She also said, ultimately, she believes U.S. imperialism is the biggest threat, both historically and currently, to the global south.

Meanwhile, Schmitz said everybody’s responsible. But still, he said, “you don’t want to oversimplify.”

What they all agree on, however, is the crisis in Yemen has not seen the attention or coverage it deserves. In fact, numerous headlines and news stories over the past several years have dubbed Yemen the silent or forgotten war, ignored by the west, and effectively the world.

Urvi Chowdhury, the operations coordinator for this university’s UNICEF club, said she was drawn to issues like the crisis in Yemen because her own parents had lived through a war-torn environment, during the 1971 Liberation War in Bangladesh.

The sophomore neurobiology and physiology major said it was the momentum from the “student activism” energy this past summer, spurred by the pandemic and protests over police brutality, that made their social media fundraising campaign especially effective, allowing them to raise $4,000.

But it wasn’t until she started fundraising for Yemen that she understood the magnitude, or even became aware, of the crisis. That extended to family, friends and others also involved with the club, adding they weren’t familiar with the scope of the humanitarian crisis until the social media fundraisers.

Isaac said while the reach and depth of CNN’s investigative segment on the war — aired on The Lead with Jake Tapper — was incredibly impactful, it was an “exception to the rule” when it comes to mainstream media coverage.

“[We’ve] talked to folks who didn’t even know where Yemen was in the world…that is very much by design,” she said, pointing to the influence of corporate interests on media.

Schmitz also noted the difficulty for reporters to safely get on the ground in those regions. And that’s where protests like the ones led by YLM are essential, he added — to keep the effort in raising humanitarian aid on the forefront of people’s minds.

Early this year, the UN reported Yemen needed $4 billion to prevent massive famine. Donors failed to raise even half that.

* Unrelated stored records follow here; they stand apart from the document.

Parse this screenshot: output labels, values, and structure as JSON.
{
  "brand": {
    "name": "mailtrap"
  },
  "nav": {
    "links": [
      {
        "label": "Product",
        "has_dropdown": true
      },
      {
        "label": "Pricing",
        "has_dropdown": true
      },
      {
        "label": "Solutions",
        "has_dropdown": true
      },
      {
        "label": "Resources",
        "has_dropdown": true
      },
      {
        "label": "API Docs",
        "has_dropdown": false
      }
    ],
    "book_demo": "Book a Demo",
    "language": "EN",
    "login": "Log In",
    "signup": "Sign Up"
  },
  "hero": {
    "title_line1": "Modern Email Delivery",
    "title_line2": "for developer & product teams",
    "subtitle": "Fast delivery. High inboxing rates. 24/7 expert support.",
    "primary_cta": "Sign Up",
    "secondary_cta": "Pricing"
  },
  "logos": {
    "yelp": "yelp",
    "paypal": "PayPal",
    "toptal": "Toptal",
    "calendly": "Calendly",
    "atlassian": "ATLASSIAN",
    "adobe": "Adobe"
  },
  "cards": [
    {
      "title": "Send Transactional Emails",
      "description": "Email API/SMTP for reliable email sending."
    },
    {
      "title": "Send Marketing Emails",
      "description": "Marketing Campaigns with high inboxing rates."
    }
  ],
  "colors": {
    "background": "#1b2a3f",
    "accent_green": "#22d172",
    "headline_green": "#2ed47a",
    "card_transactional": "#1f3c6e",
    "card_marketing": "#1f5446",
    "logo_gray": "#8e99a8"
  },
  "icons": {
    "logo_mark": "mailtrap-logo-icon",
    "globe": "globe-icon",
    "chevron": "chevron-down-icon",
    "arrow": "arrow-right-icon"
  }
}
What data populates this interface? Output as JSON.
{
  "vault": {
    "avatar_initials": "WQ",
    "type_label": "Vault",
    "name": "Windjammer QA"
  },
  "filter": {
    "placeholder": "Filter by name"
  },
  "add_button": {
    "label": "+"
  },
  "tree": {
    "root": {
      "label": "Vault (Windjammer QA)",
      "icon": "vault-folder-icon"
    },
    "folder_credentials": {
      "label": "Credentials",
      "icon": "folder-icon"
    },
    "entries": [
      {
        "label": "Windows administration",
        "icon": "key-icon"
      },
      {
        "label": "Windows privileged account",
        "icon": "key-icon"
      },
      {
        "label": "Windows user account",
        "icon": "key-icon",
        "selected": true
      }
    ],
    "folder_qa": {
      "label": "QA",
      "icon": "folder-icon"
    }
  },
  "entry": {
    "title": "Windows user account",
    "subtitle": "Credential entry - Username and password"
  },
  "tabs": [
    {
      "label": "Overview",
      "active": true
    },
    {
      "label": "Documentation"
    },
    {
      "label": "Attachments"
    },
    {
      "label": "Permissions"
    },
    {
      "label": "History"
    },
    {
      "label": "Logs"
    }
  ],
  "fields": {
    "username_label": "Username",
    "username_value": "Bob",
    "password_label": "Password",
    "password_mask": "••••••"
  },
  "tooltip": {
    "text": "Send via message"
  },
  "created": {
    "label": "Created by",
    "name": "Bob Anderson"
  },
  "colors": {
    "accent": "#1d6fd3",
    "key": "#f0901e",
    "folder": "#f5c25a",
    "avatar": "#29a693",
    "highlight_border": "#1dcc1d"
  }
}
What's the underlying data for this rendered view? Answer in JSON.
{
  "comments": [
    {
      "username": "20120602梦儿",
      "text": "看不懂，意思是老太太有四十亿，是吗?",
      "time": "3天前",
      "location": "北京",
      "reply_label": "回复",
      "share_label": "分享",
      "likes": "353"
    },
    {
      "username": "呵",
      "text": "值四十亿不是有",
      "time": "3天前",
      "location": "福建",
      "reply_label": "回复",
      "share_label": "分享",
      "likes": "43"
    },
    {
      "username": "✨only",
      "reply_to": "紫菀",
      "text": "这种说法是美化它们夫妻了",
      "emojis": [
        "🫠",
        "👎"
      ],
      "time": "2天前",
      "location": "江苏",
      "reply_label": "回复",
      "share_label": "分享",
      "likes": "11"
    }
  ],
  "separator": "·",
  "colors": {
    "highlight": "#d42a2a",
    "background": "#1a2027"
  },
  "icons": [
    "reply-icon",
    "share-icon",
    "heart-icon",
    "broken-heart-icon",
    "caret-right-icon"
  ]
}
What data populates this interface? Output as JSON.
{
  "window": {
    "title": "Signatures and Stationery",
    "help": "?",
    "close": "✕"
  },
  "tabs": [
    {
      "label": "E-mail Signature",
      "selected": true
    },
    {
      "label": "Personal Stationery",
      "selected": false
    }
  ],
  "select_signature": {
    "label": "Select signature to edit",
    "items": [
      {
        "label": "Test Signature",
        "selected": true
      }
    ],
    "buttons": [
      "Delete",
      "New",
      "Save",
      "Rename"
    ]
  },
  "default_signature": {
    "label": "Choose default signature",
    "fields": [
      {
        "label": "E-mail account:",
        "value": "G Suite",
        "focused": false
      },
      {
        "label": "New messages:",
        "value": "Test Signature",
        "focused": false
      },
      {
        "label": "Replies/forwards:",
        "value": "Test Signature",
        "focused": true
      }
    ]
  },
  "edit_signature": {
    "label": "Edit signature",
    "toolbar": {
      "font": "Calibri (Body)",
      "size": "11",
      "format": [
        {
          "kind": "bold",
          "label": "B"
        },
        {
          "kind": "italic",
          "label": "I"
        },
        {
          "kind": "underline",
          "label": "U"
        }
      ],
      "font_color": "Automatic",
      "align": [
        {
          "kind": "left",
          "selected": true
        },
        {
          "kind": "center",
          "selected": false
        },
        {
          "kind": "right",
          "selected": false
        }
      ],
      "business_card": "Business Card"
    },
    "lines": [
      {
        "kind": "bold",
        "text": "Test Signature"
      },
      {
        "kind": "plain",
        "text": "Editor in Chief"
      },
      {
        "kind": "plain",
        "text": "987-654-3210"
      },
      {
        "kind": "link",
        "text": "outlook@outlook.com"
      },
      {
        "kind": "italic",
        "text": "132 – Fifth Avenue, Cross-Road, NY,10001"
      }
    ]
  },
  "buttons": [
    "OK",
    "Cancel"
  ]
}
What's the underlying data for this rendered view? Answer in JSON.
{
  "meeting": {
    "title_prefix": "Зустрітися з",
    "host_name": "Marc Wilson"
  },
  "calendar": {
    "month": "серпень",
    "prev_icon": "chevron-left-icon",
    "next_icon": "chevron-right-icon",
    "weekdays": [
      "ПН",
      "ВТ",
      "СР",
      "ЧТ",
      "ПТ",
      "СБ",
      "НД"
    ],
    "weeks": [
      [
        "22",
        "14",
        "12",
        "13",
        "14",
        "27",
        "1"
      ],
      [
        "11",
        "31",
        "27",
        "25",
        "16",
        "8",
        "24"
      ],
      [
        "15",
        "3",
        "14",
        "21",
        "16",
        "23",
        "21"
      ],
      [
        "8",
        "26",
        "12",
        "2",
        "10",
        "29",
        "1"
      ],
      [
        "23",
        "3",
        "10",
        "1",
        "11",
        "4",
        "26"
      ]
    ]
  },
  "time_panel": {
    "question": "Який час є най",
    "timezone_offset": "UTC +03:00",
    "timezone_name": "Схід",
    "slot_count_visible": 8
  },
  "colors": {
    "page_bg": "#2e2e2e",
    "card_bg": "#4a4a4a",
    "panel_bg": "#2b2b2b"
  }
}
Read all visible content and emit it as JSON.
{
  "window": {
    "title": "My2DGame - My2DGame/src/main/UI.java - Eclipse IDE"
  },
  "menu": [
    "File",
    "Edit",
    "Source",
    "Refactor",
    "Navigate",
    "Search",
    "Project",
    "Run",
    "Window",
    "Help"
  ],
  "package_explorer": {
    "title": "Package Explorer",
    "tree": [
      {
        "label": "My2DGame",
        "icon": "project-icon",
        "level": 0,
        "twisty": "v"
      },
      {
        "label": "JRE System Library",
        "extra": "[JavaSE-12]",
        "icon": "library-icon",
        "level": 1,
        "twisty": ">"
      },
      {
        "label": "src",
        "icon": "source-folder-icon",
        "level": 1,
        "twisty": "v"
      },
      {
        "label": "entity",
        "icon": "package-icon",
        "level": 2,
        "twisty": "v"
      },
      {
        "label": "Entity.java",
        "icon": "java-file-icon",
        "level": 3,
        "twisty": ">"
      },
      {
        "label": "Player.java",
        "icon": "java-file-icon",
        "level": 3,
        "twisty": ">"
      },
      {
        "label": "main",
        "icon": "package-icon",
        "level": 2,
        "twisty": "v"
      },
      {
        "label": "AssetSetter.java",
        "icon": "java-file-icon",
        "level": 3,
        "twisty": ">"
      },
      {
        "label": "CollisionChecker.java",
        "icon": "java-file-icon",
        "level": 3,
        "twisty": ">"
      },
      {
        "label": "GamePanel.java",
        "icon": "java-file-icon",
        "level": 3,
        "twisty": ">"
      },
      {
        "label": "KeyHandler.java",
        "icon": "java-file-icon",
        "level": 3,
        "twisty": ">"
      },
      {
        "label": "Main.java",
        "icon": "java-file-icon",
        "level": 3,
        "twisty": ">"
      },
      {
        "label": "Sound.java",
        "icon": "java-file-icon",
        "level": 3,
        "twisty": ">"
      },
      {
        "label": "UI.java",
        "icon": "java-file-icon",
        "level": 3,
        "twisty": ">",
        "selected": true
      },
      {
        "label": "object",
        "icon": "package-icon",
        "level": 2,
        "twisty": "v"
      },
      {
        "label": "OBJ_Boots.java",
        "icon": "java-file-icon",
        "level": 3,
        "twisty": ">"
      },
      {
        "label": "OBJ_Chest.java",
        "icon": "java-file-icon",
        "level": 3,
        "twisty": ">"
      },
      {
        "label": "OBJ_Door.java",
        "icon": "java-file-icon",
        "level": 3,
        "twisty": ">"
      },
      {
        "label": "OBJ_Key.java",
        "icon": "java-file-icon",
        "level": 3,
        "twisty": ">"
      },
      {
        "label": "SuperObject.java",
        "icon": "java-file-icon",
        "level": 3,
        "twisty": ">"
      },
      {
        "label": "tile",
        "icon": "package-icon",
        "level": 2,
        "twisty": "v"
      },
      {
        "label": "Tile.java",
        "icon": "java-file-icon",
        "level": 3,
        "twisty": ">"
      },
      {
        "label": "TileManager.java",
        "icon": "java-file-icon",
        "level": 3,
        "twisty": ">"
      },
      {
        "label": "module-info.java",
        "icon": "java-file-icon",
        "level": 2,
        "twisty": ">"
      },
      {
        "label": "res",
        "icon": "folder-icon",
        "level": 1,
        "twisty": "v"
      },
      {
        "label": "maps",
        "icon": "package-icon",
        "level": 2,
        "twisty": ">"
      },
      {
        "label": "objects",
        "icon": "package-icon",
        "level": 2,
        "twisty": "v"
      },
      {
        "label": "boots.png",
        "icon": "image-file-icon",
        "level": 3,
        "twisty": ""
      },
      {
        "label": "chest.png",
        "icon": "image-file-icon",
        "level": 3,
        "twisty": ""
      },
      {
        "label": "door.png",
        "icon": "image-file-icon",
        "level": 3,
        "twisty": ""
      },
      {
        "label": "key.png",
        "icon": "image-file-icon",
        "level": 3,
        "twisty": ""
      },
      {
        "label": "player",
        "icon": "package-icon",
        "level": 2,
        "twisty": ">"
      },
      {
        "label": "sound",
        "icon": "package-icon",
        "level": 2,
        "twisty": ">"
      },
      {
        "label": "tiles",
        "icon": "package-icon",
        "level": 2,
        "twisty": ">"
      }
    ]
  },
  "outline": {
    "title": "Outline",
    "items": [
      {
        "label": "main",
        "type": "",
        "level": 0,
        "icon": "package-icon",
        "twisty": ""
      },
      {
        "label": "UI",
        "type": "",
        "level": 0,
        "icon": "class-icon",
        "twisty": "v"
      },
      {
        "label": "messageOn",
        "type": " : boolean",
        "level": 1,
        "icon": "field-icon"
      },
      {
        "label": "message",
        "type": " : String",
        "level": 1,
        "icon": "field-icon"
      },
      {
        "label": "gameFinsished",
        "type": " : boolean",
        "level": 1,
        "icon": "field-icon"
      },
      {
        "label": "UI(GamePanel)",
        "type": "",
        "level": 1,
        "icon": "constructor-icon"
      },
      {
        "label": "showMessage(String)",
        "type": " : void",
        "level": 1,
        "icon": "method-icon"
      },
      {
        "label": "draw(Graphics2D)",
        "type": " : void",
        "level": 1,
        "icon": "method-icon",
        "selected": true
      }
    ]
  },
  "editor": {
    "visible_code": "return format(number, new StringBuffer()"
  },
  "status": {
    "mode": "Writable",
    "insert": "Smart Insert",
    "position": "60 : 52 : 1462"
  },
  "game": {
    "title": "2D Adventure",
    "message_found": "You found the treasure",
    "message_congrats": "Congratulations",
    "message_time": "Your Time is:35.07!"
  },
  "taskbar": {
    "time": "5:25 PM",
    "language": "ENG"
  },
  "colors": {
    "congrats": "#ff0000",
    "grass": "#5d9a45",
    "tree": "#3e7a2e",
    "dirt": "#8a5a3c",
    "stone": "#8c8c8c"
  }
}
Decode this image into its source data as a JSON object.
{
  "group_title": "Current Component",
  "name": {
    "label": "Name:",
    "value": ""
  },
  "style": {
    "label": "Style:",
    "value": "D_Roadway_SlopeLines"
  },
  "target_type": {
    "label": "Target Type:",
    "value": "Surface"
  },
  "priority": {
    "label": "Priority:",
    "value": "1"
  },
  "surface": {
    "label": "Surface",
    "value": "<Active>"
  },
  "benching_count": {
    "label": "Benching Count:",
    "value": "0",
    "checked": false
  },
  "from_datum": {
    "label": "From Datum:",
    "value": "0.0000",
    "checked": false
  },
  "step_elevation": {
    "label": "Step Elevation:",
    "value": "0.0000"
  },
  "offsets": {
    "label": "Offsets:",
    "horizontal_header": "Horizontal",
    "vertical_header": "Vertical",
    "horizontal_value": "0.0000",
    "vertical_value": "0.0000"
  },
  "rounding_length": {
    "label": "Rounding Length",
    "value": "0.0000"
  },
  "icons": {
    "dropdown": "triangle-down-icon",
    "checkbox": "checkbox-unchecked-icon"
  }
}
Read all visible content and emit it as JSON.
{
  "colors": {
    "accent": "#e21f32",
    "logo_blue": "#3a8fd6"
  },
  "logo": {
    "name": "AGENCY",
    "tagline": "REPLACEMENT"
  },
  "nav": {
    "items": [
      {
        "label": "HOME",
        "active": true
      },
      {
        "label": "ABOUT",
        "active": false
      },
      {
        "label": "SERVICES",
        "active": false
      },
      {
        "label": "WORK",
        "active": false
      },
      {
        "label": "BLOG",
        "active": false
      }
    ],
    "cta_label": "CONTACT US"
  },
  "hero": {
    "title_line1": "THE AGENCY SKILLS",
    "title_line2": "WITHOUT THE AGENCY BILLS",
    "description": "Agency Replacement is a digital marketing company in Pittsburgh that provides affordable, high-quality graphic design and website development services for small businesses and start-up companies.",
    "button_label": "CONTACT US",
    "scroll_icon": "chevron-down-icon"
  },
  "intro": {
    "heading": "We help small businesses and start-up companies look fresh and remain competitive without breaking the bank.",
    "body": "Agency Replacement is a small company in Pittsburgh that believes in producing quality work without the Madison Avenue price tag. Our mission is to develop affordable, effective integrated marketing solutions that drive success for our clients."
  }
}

“What would make a real difference, is if the international community stepped up. If the U.S. stepped up,” Schmitz said.